5:30-7 pm



Manchester, Tuesday, June 10, Health Department,1528 Elm St., 5:30-7 pm



Conway, Wednesday, June 11, Kennett Middle School, 176 Main St., 5:30-7 pm



Keene, Thursday, June 12, Keene Public Library, 60 Winter St., 5:30-7 pm



Laconia, Monday, June 16, Laconia Middle School, 150 McGrath St., 5:30-7 pm



Berlin, Tuesday, June 17, Androscoggin Valley Hospital, 59 Page Hill Rd.,

5:30-7 pm



Claremont, Wednesday, June 18, River Valley Community College, 1 College

Dr., 5:30-7 pm



Nashua, Thursday, June 19, Nashua High South, 36 Riverside Dr., 5:30-7 pm



Derry, Tuesday, June 24, Municipal Center, 14 Manning St., 5:30-7 pm



Littleton, Wednesday, June 25, Littleton High School, 159, Oak Hill Ave,

5:30-7 pm



Dover, Thursday, June 26, Dover Middle School, 16 Daley Dr., 5:30-7 pm



Portsmouth, Tuesday, July 1, Portsmouth Public Library, 175 Parrott Ave.,

5:30-7 pm


Thursday
Jun052014

NH DHHS - Changes Coming to MCM Program

Meridian Health Plan Announces Departure

Concord, NH –Meridian Health Plan, one of three Managed Care Organizations

(MCOs) providing benefits under the Medicaid Care Management (MCM) Program,

has chosen to withdraw from the State of New Hampshire effective June 30,

2014. Meridian, based in Detroit, Michigan, requested withdrawal from the

program in order to focus on the growth of its core businesses in the

Midwest. With the addition of the New Hampshire Health Protection Program

coming later this year, Meridian and DHHS agreed that a summer withdrawal

would provide the best opportunity to minimize any disruption to the

Program and its members.



“We will work quickly with the company to develop a transition plan that

protects Meridian members,” said Health and Human Services Commissioner

Nicholas Toumpas. “Meridian’s members and providers can be assured that we

will work very closely with Meridian on how best to transition their

members to our other two MCOs. I want to acknowledge the professionalism

Meridian has shown in all its efforts assisting the Department implement

the first phase of MCM, and in building positive relationships with the

State’s providers.”



Both organizations have affirmed that the top priority in the transition is

the protection of Meridian’s members and the providers who serve them.

Meridian and DHHS are currently collaborating on the details of a

transition plan.
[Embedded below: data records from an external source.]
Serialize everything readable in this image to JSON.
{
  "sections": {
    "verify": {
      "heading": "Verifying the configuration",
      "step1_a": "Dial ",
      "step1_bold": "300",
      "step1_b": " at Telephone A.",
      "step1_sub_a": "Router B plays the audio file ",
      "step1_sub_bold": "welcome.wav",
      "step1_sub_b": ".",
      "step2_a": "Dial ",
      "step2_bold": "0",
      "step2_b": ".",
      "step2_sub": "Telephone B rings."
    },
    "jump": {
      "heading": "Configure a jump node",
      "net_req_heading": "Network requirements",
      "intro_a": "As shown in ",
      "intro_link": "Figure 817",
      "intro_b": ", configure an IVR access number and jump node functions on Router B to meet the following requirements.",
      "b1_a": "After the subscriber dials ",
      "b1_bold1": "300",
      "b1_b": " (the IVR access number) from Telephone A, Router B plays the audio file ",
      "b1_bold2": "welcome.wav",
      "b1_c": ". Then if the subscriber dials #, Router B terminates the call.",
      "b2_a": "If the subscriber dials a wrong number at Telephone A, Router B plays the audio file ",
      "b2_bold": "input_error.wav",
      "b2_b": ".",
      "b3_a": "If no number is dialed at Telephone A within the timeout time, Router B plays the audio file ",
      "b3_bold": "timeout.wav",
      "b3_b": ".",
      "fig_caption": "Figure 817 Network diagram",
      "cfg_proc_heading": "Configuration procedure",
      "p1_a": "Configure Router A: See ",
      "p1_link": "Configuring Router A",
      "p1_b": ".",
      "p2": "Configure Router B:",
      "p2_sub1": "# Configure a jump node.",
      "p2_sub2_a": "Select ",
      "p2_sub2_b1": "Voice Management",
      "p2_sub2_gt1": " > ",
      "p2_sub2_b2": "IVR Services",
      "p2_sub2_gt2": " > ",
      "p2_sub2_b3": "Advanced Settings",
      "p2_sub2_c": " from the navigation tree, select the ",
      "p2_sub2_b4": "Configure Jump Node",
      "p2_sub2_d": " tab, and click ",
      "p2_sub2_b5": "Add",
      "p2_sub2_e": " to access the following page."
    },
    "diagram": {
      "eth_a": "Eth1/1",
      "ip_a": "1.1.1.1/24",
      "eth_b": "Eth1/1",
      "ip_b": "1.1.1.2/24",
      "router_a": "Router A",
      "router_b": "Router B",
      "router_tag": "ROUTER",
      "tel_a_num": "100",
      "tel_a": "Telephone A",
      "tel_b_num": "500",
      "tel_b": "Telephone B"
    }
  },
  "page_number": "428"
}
Meridian will continue to provide services until July 31,

2014. During the transition period, Meridian members will continue to

receive the same benefits, and Meridian will reimburse its providers for

all services provided to its members through July 31. Further details will

be communicated to all members and providers as they become available.



Meridian was one of New Hampshire’s three MCOs involved in the successful

launch of New Hampshire’s Medicaid Care Management Program back on December

1, 2013. Meridian’s members will be transitioned to one of the remaining

MCOs, New Hampshire Healthy Families or Well Sense Health Plan.



“This has not been an easy decision,” said Dr. David Cotton, Meridian’s

CEO, “but our recent growth in the Midwest demands that we refocus our

resources to continue to provide top-quality managed care products in our

core markets.” Meridian additionally operates Medicaid managed care plans

in Michigan, Illinois, and Iowa. “It has been a privilege to be a part of

the MCM program’s development and to serve the people of New Hampshire.”



New Hampshire Medicaid Care Management members with questions can call the

Department at 603-271-9461. Meridian members may also contact Meridian’s

own Member Services at 855-291-5221, while providers should call Meridian’s

Provider Services at 877-480-8250. Providers may also contact their Network

Development Representative.